■ Material supplied
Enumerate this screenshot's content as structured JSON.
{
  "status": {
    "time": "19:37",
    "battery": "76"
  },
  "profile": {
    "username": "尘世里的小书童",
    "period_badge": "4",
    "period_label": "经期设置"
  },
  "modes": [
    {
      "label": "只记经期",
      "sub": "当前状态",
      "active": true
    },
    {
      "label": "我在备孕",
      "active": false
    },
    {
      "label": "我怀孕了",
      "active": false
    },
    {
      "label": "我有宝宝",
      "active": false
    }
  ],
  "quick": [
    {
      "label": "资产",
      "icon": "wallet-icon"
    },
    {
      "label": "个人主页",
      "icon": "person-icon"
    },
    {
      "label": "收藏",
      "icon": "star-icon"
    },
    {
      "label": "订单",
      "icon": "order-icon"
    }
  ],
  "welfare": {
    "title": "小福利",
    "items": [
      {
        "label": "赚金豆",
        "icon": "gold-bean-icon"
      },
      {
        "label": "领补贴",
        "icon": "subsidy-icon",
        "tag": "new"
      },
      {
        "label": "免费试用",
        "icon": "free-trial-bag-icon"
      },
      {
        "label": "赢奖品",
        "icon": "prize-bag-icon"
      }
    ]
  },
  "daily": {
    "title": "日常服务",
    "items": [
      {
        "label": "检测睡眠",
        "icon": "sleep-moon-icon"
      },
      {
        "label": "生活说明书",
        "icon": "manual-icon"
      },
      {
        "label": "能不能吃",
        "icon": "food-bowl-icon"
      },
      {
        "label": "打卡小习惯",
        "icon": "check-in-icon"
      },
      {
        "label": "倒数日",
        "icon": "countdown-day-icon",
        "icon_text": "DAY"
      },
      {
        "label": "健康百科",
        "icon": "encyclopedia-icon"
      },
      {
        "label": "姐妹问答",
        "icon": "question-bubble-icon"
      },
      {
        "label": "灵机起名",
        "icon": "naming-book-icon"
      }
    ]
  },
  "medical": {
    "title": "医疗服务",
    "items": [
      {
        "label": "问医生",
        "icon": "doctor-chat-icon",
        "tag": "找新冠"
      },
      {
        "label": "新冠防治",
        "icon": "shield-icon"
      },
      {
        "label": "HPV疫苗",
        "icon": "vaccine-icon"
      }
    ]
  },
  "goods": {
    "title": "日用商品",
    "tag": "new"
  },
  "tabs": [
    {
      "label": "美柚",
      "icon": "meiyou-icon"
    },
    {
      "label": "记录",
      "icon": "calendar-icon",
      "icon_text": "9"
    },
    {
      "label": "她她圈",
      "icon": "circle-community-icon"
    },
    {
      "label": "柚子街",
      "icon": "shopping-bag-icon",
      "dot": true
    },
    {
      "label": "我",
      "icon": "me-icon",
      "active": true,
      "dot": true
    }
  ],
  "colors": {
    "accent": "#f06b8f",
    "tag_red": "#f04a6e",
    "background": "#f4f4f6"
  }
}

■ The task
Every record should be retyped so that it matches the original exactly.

■ Task response
Enumerate this screenshot's content as structured JSON.
{
  "status": {
    "time": "19:37",
    "battery": "76"
  },
  "profile": {
    "username": "尘世里的小书童",
    "period_badge": "4",
    "period_label": "经期设置"
  },
  "modes": [
    {
      "label": "只记经期",
      "sub": "当前状态",
      "active": true
    },
    {
      "label": "我在备孕",
      "active": false
    },
    {
      "label": "我怀孕了",
      "active": false
    },
    {
      "label": "我有宝宝",
      "active": false
    }
  ],
  "quick": [
    {
      "label": "资产",
      "icon": "wallet-icon"
    },
    {
      "label": "个人主页",
      "icon": "person-icon"
    },
    {
      "label": "收藏",
      "icon": "star-icon"
    },
    {
      "label": "订单",
      "icon": "order-icon"
    }
  ],
  "welfare": {
    "title": "小福利",
    "items": [
      {
        "label": "赚金豆",
        "icon": "gold-bean-icon"
      },
      {
        "label": "领补贴",
        "icon": "subsidy-icon",
        "tag": "new"
      },
      {
        "label": "免费试用",
        "icon": "free-trial-bag-icon"
      },
      {
        "label": "赢奖品",
        "icon": "prize-bag-icon"
      }
    ]
  },
  "daily": {
    "title": "日常服务",
    "items": [
      {
        "label": "检测睡眠",
        "icon": "sleep-moon-icon"
      },
      {
        "label": "生活说明书",
        "icon": "manual-icon"
      },
      {
        "label": "能不能吃",
        "icon": "food-bowl-icon"
      },
      {
        "label": "打卡小习惯",
        "icon": "check-in-icon"
      },
      {
        "label": "倒数日",
        "icon": "countdown-day-icon",
        "icon_text": "DAY"
      },
      {
        "label": "健康百科",
        "icon": "encyclopedia-icon"
      },
      {
        "label": "姐妹问答",
        "icon": "question-bubble-icon"
      },
      {
        "label": "灵机起名",
        "icon": "naming-book-icon"
      }
    ]
  },
  "medical": {
    "title": "医疗服务",
    "items": [
      {
        "label": "问医生",
        "icon": "doctor-chat-icon",
        "tag": "找新冠"
      },
      {
        "label": "新冠防治",
        "icon": "shield-icon"
      },
      {
        "label": "HPV疫苗",
        "icon": "vaccine-icon"
      }
    ]
  },
  "goods": {
    "title": "日用商品",
    "tag": "new"
  },
  "tabs": [
    {
      "label": "美柚",
      "icon": "meiyou-icon"
    },
    {
      "label": "记录",
      "icon": "calendar-icon",
      "icon_text": "9"
    },
    {
      "label": "她她圈",
      "icon": "circle-community-icon"
    },
    {
      "label": "柚子街",
      "icon": "shopping-bag-icon",
      "dot": true
    },
    {
      "label": "我",
      "icon": "me-icon",
      "active": true,
      "dot": true
    }
  ],
  "colors": {
    "accent": "#f06b8f",
    "tag_red": "#f04a6e",
    "background": "#f4f4f6"
  }
}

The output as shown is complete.